WHAT THE TASK REQUIRES |
Here are some records; quote them exactly, leaving out the pictures.

══ SUPPLIED DATA ══

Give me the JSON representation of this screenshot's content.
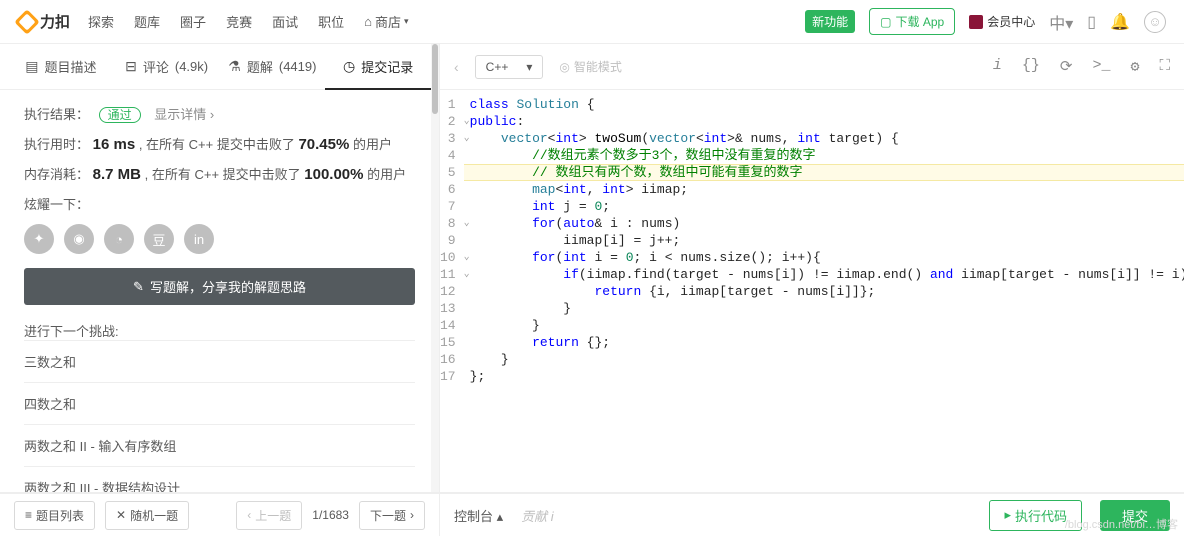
{
  "nav": {
    "brand": "力扣",
    "links": [
      "探索",
      "题库",
      "圈子",
      "竞赛",
      "面试",
      "职位"
    ],
    "shop": "商店",
    "new_badge": "新功能",
    "download": "下载 App",
    "vip": "会员中心",
    "lang_toggle": "中"
  },
  "tabs": {
    "desc": "题目描述",
    "comments_label": "评论",
    "comments_count": "(4.9k)",
    "solutions_label": "题解",
    "solutions_count": "(4419)",
    "submissions": "提交记录"
  },
  "result": {
    "label": "执行结果：",
    "status": "通过",
    "detail": "显示详情 ›",
    "time_label": "执行用时：",
    "time_value": "16 ms",
    "time_text": ", 在所有 C++ 提交中击败了 ",
    "time_pct": "70.45%",
    "time_suffix": " 的用户",
    "mem_label": "内存消耗：",
    "mem_value": "8.7 MB",
    "mem_text": ", 在所有 C++ 提交中击败了 ",
    "mem_pct": "100.00%",
    "mem_suffix": " 的用户",
    "flaunt": "炫耀一下：",
    "write_solution": "写题解，分享我的解题思路",
    "next_label": "进行下一个挑战:",
    "challenges": [
      "三数之和",
      "四数之和",
      "两数之和 II - 输入有序数组",
      "两数之和 III - 数据结构设计"
    ]
  },
  "editor": {
    "language": "C++",
    "smart": "智能模式",
    "lines": [
      "class Solution {",
      "public:",
      "    vector<int> twoSum(vector<int>& nums, int target) {",
      "        //数组元素个数多于3个，数组中没有重复的数字",
      "        // 数组只有两个数，数组中可能有重复的数字",
      "        map<int, int> iimap;",
      "        int j = 0;",
      "        for(auto& i : nums)",
      "            iimap[i] = j++;",
      "        for(int i = 0; i < nums.size(); i++){",
      "            if(iimap.find(target - nums[i]) != iimap.end() and iimap[target - nums[i]] != i){",
      "                return {i, iimap[target - nums[i]]};",
      "            }",
      "        }",
      "        return {};",
      "    }",
      "};"
    ]
  },
  "bottom": {
    "list": "题目列表",
    "random": "随机一题",
    "prev": "上一题",
    "page": "1/1683",
    "next": "下一题",
    "console": "控制台",
    "contrib": "贡献",
    "run": "执行代码",
    "submit": "提交"
  },
  "watermark": "/blog.csdn.net/bi…博客"
}
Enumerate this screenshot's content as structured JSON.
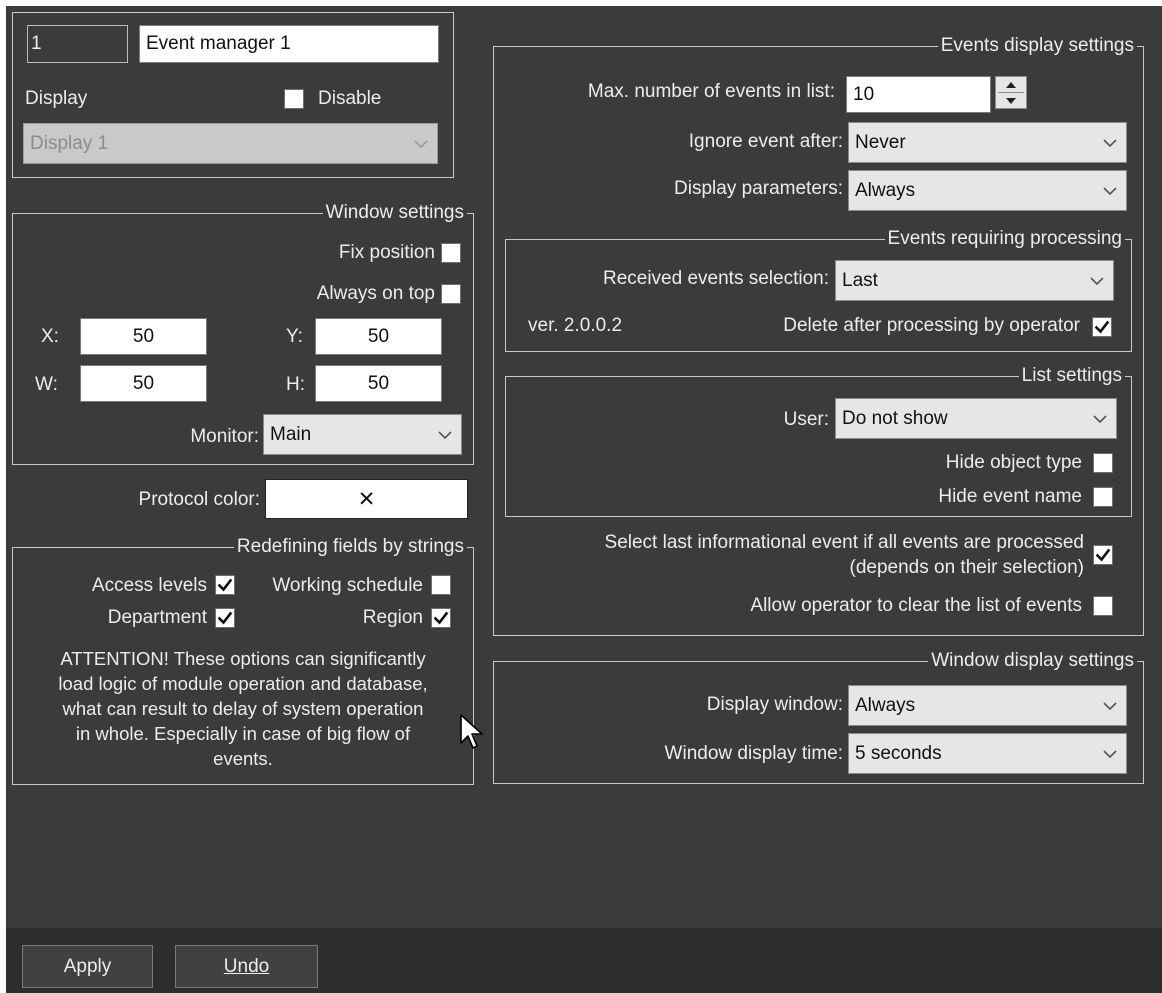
{
  "header": {
    "id_value": "1",
    "name_value": "Event manager 1",
    "display_label": "Display",
    "disable_label": "Disable",
    "disable_checked": false,
    "display_select": "Display 1"
  },
  "window_settings": {
    "title": "Window settings",
    "fix_position_label": "Fix position",
    "fix_position_checked": false,
    "always_on_top_label": "Always on top",
    "always_on_top_checked": false,
    "x_label": "X:",
    "x_value": "50",
    "y_label": "Y:",
    "y_value": "50",
    "w_label": "W:",
    "w_value": "50",
    "h_label": "H:",
    "h_value": "50",
    "monitor_label": "Monitor:",
    "monitor_value": "Main"
  },
  "protocol": {
    "label": "Protocol color:",
    "value": "✕"
  },
  "redefining": {
    "title": "Redefining fields by strings",
    "access_levels_label": "Access levels",
    "access_levels_checked": true,
    "working_schedule_label": "Working schedule",
    "working_schedule_checked": false,
    "department_label": "Department",
    "department_checked": true,
    "region_label": "Region",
    "region_checked": true,
    "attention_lines": [
      "ATTENTION! These options can significantly",
      "load logic of module operation and database,",
      "what can result to delay of system operation",
      "in whole. Especially in case of big flow of",
      "events."
    ]
  },
  "events_display": {
    "title": "Events display settings",
    "max_events_label": "Max. number of events in list:",
    "max_events_value": "10",
    "ignore_after_label": "Ignore event after:",
    "ignore_after_value": "Never",
    "display_params_label": "Display parameters:",
    "display_params_value": "Always"
  },
  "processing": {
    "title": "Events requiring processing",
    "received_label": "Received events selection:",
    "received_value": "Last",
    "version": "ver. 2.0.0.2",
    "delete_label": "Delete after processing by operator",
    "delete_checked": true
  },
  "list_settings": {
    "title": "List settings",
    "user_label": "User:",
    "user_value": "Do not show",
    "hide_object_type_label": "Hide object type",
    "hide_object_type_checked": false,
    "hide_event_name_label": "Hide event name",
    "hide_event_name_checked": false,
    "select_last_line1": "Select last informational event if all events are processed",
    "select_last_line2": "(depends on their selection)",
    "select_last_checked": true,
    "allow_clear_label": "Allow operator to clear the list of events",
    "allow_clear_checked": false
  },
  "window_display": {
    "title": "Window display settings",
    "display_window_label": "Display window:",
    "display_window_value": "Always",
    "display_time_label": "Window display time:",
    "display_time_value": "5 seconds"
  },
  "footer": {
    "apply_label": "Apply",
    "undo_label": "Undo"
  }
}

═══

WRITTEN ANSWER |
Give me the JSON representation of this screenshot's content.
{
  "nav": {
    "brand": "力扣",
    "links": [
      "探索",
      "题库",
      "圈子",
      "竞赛",
      "面试",
      "职位"
    ],
    "shop": "商店",
    "new_badge": "新功能",
    "download": "下载 App",
    "vip": "会员中心",
    "lang_toggle": "中"
  },
  "tabs": {
    "desc": "题目描述",
    "comments_label": "评论",
    "comments_count": "(4.9k)",
    "solutions_label": "题解",
    "solutions_count": "(4419)",
    "submissions": "提交记录"
  },
  "result": {
    "label": "执行结果：",
    "status": "通过",
    "detail": "显示详情 ›",
    "time_label": "执行用时：",
    "time_value": "16 ms",
    "time_text": ", 在所有 C++ 提交中击败了 ",
    "time_pct": "70.45%",
    "time_suffix": " 的用户",
    "mem_label": "内存消耗：",
    "mem_value": "8.7 MB",
    "mem_text": ", 在所有 C++ 提交中击败了 ",
    "mem_pct": "100.00%",
    "mem_suffix": " 的用户",
    "flaunt": "炫耀一下：",
    "write_solution": "写题解，分享我的解题思路",
    "next_label": "进行下一个挑战:",
    "challenges": [
      "三数之和",
      "四数之和",
      "两数之和 II - 输入有序数组",
      "两数之和 III - 数据结构设计"
    ]
  },
  "editor": {
    "language": "C++",
    "smart": "智能模式",
    "lines": [
      "class Solution {",
      "public:",
      "    vector<int> twoSum(vector<int>& nums, int target) {",
      "        //数组元素个数多于3个，数组中没有重复的数字",
      "        // 数组只有两个数，数组中可能有重复的数字",
      "        map<int, int> iimap;",
      "        int j = 0;",
      "        for(auto& i : nums)",
      "            iimap[i] = j++;",
      "        for(int i = 0; i < nums.size(); i++){",
      "            if(iimap.find(target - nums[i]) != iimap.end() and iimap[target - nums[i]] != i){",
      "                return {i, iimap[target - nums[i]]};",
      "            }",
      "        }",
      "        return {};",
      "    }",
      "};"
    ]
  },
  "bottom": {
    "list": "题目列表",
    "random": "随机一题",
    "prev": "上一题",
    "page": "1/1683",
    "next": "下一题",
    "console": "控制台",
    "contrib": "贡献",
    "run": "执行代码",
    "submit": "提交"
  },
  "watermark": "/blog.csdn.net/bi…博客"
}
Enumerate this screenshot's content as structured JSON.
{
  "header": {
    "id_value": "1",
    "name_value": "Event manager 1",
    "display_label": "Display",
    "disable_label": "Disable",
    "disable_checked": false,
    "display_select": "Display 1"
  },
  "window_settings": {
    "title": "Window settings",
    "fix_position_label": "Fix position",
    "fix_position_checked": false,
    "always_on_top_label": "Always on top",
    "always_on_top_checked": false,
    "x_label": "X:",
    "x_value": "50",
    "y_label": "Y:",
    "y_value": "50",
    "w_label": "W:",
    "w_value": "50",
    "h_label": "H:",
    "h_value": "50",
    "monitor_label": "Monitor:",
    "monitor_value": "Main"
  },
  "protocol": {
    "label": "Protocol color:",
    "value": "✕"
  },
  "redefining": {
    "title": "Redefining fields by strings",
    "access_levels_label": "Access levels",
    "access_levels_checked": true,
    "working_schedule_label": "Working schedule",
    "working_schedule_checked": false,
    "department_label": "Department",
    "department_checked": true,
    "region_label": "Region",
    "region_checked": true,
    "attention_lines": [
      "ATTENTION! These options can significantly",
      "load logic of module operation and database,",
      "what can result to delay of system operation",
      "in whole. Especially in case of big flow of",
      "events."
    ]
  },
  "events_display": {
    "title": "Events display settings",
    "max_events_label": "Max. number of events in list:",
    "max_events_value": "10",
    "ignore_after_label": "Ignore event after:",
    "ignore_after_value": "Never",
    "display_params_label": "Display parameters:",
    "display_params_value": "Always"
  },
  "processing": {
    "title": "Events requiring processing",
    "received_label": "Received events selection:",
    "received_value": "Last",
    "version": "ver. 2.0.0.2",
    "delete_label": "Delete after processing by operator",
    "delete_checked": true
  },
  "list_settings": {
    "title": "List settings",
    "user_label": "User:",
    "user_value": "Do not show",
    "hide_object_type_label": "Hide object type",
    "hide_object_type_checked": false,
    "hide_event_name_label": "Hide event name",
    "hide_event_name_checked": false,
    "select_last_line1": "Select last informational event if all events are processed",
    "select_last_line2": "(depends on their selection)",
    "select_last_checked": true,
    "allow_clear_label": "Allow operator to clear the list of events",
    "allow_clear_checked": false
  },
  "window_display": {
    "title": "Window display settings",
    "display_window_label": "Display window:",
    "display_window_value": "Always",
    "display_time_label": "Window display time:",
    "display_time_value": "5 seconds"
  },
  "footer": {
    "apply_label": "Apply",
    "undo_label": "Undo"
  }
}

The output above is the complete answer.